Hello I´m searching for an efficient algorithm for level of detail selection.
As I understand it there are basically two ways to do it.
- The distance from the object to the point of view in word space.
- The size in pixel of the object in screen space.
The first way should be simple to calculate. I think the only problem is which point to take for the calculation of the distance the center of the object or the nearest point of the bounding box.
The disadvantage of this way is that you don´t know how large the object will be on the screen. This will depend on the size of the object resp. on the size of the field of view. So when you zoom into the scene and change the field of view the distance of the object won´t change but it´s size on the screen.
The second way I think would be the best because you can select the level of detail depending on the size in pixel on the screen. This would be the most naturall way and you are independent of the field of view of the camera.
The problem I have is how to efficiently calculate the screen area of the object resp. its bounding box. You have to test all the 8 corners of the bounding box and take the min/max-values to calculate the screen space area. I think this would be very expensive especially when you have a lot of objects in your scene. You can use gluProject but how expensive is this?
Did anyone knows a good way to do this or a good algorithm maybe with sourcecode?
Thanks in advance
well im using the first technique you mentioned since its the simplest thing to do… but i have tought about using occlusion queries to do lod determination and culling at the same time… with this extencion you can retrieve the number of pixels drawn for an object (like a bounding box). depending on this number you can do the lod selection…
Use the first methode and multiply the distance with 2 factors:
- Object Size:
you can precalculate this for many objects, otherwise you simply take the maximum dimension of the bounding box.
- Global multiplier:
The global multiplier is equal for all objects. It one should be calculated by
— a user defined factor (If he has a slow hardware)
— FOV (i.e. zoom)
— screen resolution (lower resolution => fewer triangles)
You can do the first method and take into account the size of the object. you dont need to be exact (transforming the bounding box to screen space). Most of the time it is enough to use an approximation. Choose the LOD Level on distance, size and FOV. Just implement some sliders and adjust the correct values by testing.
Using occlusion queries seems to be nice, but it depends on your scenario. A flight simulator for example does not have much occluding objects. So it would get very expensive to do a bounding box pass with querys. The other problem with the occlusion query alone is that when a character hides behind a box and only his head is visible a low res LOD is choosen and you have an ugly quadratic head.
Distance always maters.
What about radius of bounding sphere divided by homogenuous w at object center?
Can also be scaled by a “tune” factor if you want to.
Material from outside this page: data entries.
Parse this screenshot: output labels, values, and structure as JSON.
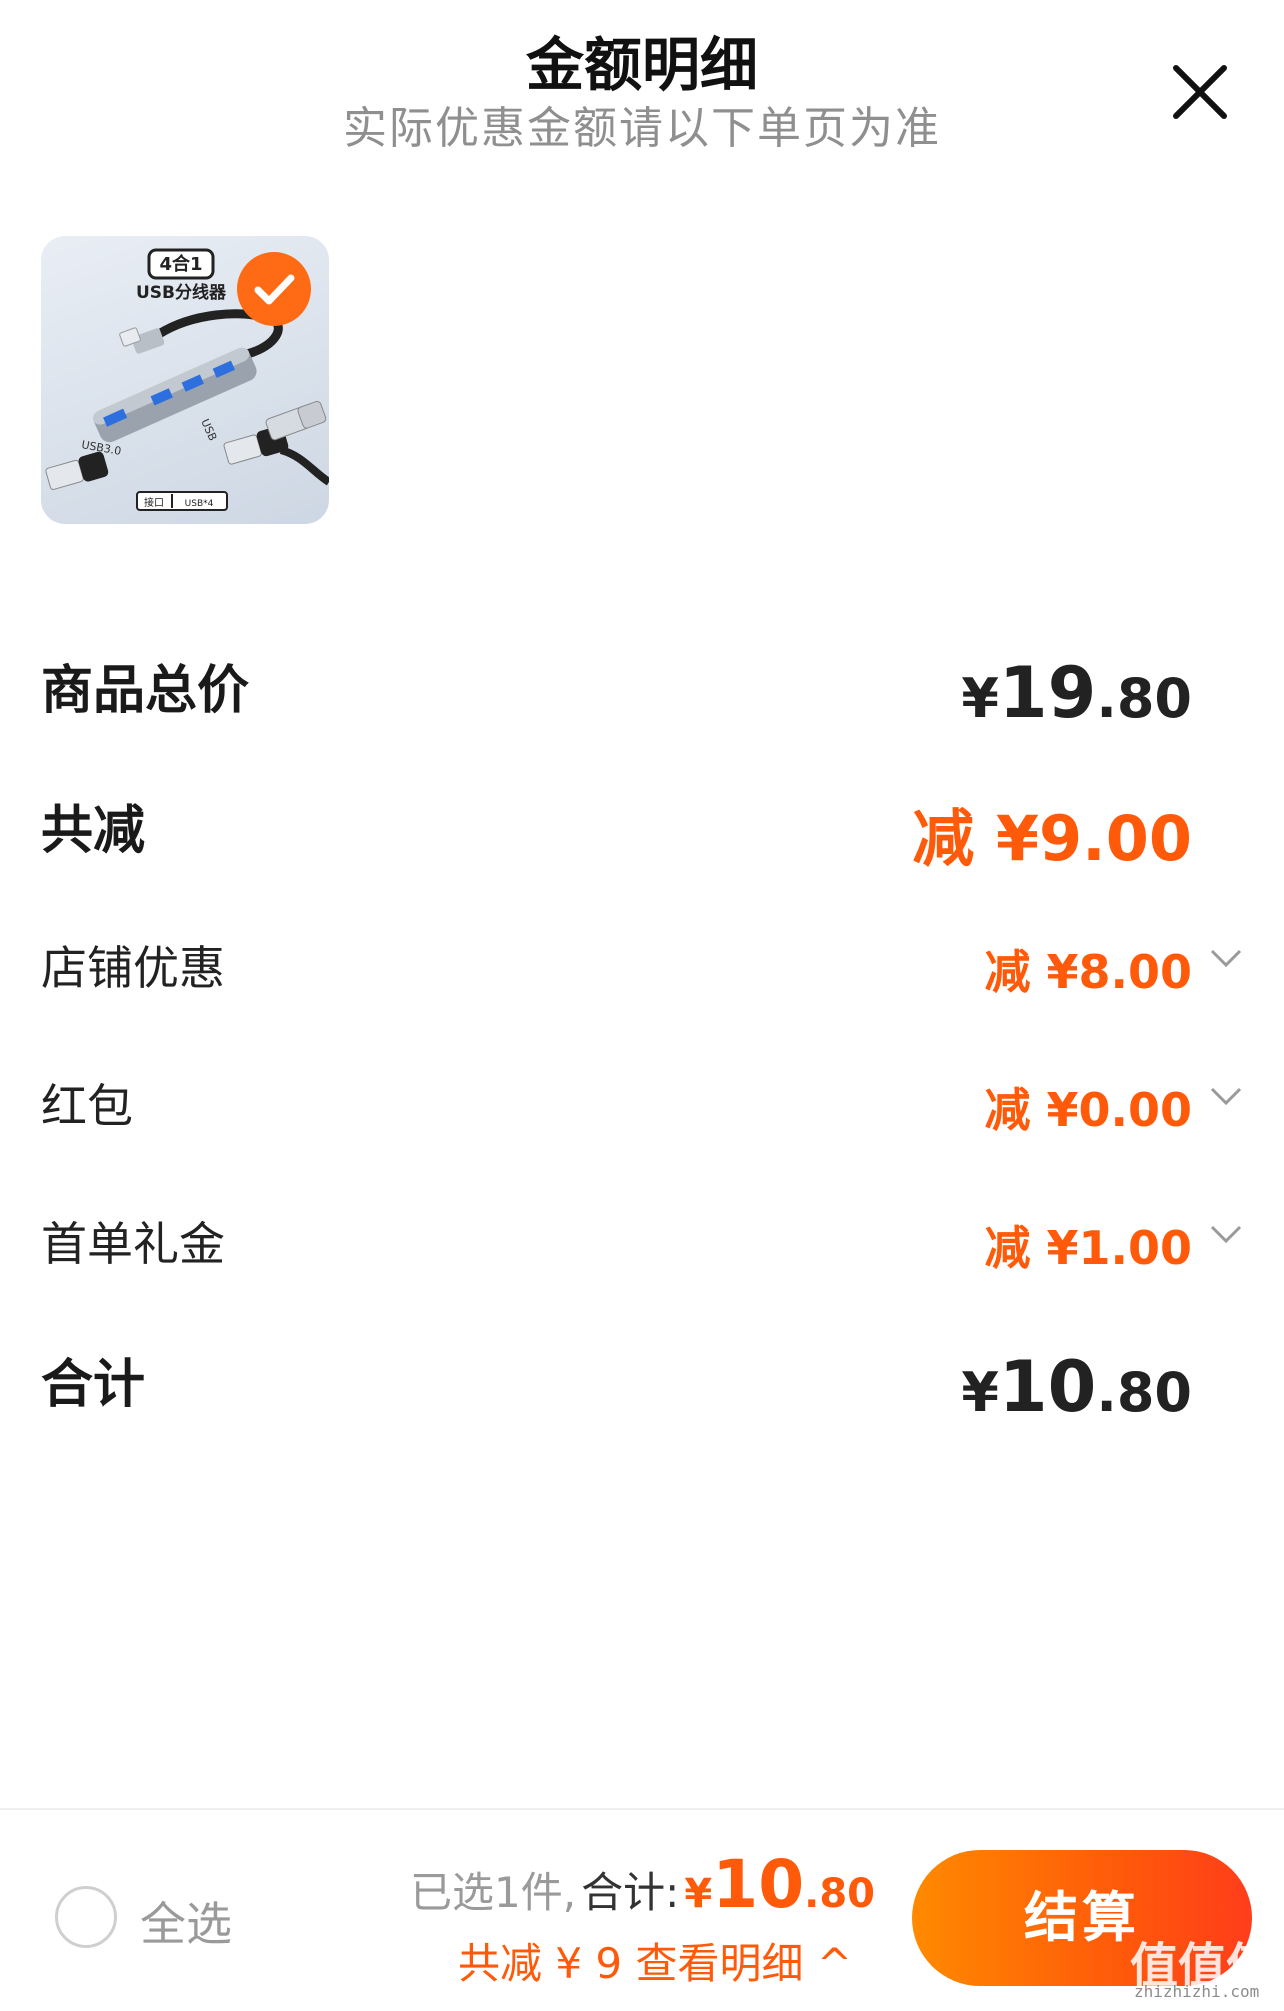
{
  "header": {
    "title": "金额明细",
    "subtitle": "实际优惠金额请以下单页为准"
  },
  "product": {
    "badge_text": "4合1",
    "name_text": "USB分线器",
    "port_label": "接口",
    "port_value": "USB*4",
    "usb_label": "USB",
    "usb3_label": "USB3.0",
    "selected": true
  },
  "rows": {
    "total_price": {
      "label": "商品总价",
      "currency": "¥",
      "int": "19",
      "dec": ".80"
    },
    "total_reduce": {
      "label": "共减",
      "amount": "减 ¥9.00"
    },
    "shop_discount": {
      "label": "店铺优惠",
      "amount": "减 ¥8.00"
    },
    "red_packet": {
      "label": "红包",
      "amount": "减 ¥0.00"
    },
    "first_order_gift": {
      "label": "首单礼金",
      "amount": "减 ¥1.00"
    },
    "subtotal": {
      "label": "合计",
      "currency": "¥",
      "int": "10",
      "dec": ".80"
    }
  },
  "footer": {
    "select_all_label": "全选",
    "selected_count_text": "已选1件,",
    "sum_label": "合计:",
    "currency": "¥",
    "sum_int": "10",
    "sum_dec": ".80",
    "reduce_link_text": "共减 ¥ 9  查看明细 ^",
    "checkout_label": "结算"
  },
  "watermark": {
    "text": "值值值",
    "url_text": "zhizhizhi.com"
  },
  "colors": {
    "accent": "#ff5a0a",
    "checkout_gradient_start": "#ff8a00",
    "checkout_gradient_end": "#ff3d1a",
    "muted_text": "#8f8f8f"
  },
  "icons": [
    "close-icon",
    "check-icon",
    "chevron-down-icon",
    "chevron-up-icon",
    "radio-empty-icon"
  ]
}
This requires you to keep track of the current modelview and projection matrices. Modelview tracking can be optimized away under usual “camera”-like conditions, and if you have your object centers in world space. You’d then only need to construct an mvp matrix once per frame.
Good things about this (I think)
1)perfect correlation between computed “lod fudge factor” and on-screen size
2)doesn’t depend on fov
3)doesn’t depend on aspect ratio
Those are all pretty much equivalent, once you add all the knobs that artists are going to want (like, setting LOD distances differently for each mesh kind, etc).
You don’t necessarily need to change the LOD distances just because an object is bigger, as that object may have more triangles.
The best way to do it is to pre-process some information, such as measuring the biggest triangle in the mesh, or the curviest surface, or whatever, and then derive LOD based on this data.
Or, for the uber-l33t, implement sliding window viewer independent progressive meshes
Moving to math and algorithms…